[Page and application data records]
___
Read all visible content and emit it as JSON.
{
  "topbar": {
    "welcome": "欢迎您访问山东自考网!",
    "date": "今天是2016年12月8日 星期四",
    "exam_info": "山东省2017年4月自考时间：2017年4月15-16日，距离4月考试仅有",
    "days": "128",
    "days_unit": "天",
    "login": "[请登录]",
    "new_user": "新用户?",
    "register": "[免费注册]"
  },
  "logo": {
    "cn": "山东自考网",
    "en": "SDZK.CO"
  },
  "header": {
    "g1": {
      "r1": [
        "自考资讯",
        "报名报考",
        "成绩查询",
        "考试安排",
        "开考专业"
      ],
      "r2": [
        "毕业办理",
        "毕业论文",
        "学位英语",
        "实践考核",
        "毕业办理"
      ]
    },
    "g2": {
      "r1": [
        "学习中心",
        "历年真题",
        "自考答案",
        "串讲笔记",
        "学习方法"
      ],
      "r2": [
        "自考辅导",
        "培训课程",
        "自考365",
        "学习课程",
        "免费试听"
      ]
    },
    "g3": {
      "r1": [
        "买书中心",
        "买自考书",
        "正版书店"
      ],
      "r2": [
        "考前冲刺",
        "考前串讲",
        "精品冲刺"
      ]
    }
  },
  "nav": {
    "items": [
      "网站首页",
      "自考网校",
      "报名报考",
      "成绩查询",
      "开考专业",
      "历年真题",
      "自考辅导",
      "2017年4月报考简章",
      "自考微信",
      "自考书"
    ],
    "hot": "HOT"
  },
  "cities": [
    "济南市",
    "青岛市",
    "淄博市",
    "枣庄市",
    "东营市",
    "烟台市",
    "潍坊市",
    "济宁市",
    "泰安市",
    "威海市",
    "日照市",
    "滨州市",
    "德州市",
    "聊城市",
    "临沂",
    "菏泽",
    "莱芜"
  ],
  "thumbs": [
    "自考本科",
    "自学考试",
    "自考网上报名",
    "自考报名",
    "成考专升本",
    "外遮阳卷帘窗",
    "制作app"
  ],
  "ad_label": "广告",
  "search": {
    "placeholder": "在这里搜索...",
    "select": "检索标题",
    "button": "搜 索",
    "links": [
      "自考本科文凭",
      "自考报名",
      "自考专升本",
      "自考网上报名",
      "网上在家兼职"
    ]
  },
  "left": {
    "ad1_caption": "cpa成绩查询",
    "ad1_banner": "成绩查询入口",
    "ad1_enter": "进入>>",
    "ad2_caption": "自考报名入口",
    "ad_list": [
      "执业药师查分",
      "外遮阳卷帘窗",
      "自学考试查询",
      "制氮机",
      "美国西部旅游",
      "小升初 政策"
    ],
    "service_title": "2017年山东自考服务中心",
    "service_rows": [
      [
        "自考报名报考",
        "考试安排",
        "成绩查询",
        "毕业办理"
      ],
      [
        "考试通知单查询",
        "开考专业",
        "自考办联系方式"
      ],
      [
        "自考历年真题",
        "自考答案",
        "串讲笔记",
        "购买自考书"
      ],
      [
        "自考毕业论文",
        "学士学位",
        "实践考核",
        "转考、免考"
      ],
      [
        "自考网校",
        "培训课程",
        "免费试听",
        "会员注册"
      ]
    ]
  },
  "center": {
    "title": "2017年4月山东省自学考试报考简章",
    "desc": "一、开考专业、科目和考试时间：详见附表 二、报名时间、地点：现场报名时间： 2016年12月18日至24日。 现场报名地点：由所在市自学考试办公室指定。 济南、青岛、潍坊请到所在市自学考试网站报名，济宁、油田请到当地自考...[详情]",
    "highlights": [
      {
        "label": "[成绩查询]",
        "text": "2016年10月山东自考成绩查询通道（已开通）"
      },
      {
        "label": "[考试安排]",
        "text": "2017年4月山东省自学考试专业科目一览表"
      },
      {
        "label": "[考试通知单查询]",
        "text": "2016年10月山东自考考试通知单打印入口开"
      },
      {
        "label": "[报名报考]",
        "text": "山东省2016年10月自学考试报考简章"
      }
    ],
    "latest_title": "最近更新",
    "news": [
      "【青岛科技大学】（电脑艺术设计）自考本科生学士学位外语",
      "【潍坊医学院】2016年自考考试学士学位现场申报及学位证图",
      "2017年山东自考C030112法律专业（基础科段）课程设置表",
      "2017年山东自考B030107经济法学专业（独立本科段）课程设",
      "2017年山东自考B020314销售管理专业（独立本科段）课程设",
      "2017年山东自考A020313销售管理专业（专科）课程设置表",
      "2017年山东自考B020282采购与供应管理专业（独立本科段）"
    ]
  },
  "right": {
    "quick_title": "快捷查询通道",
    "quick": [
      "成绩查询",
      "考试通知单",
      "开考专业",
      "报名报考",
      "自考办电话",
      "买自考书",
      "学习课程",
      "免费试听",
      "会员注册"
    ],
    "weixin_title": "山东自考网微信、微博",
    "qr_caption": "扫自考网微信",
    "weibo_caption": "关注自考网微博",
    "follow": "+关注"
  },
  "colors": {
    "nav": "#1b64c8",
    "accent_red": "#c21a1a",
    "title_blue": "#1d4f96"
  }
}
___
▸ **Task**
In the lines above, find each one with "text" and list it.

▸ **Answer space**
        "text": "2016年10月山东自考成绩查询通道（已开通）"
        "text": "2017年4月山东省自学考试专业科目一览表"
        "text": "2016年10月山东自考考试通知单打印入口开"
        "text": "山东省2016年10月自学考试报考简章"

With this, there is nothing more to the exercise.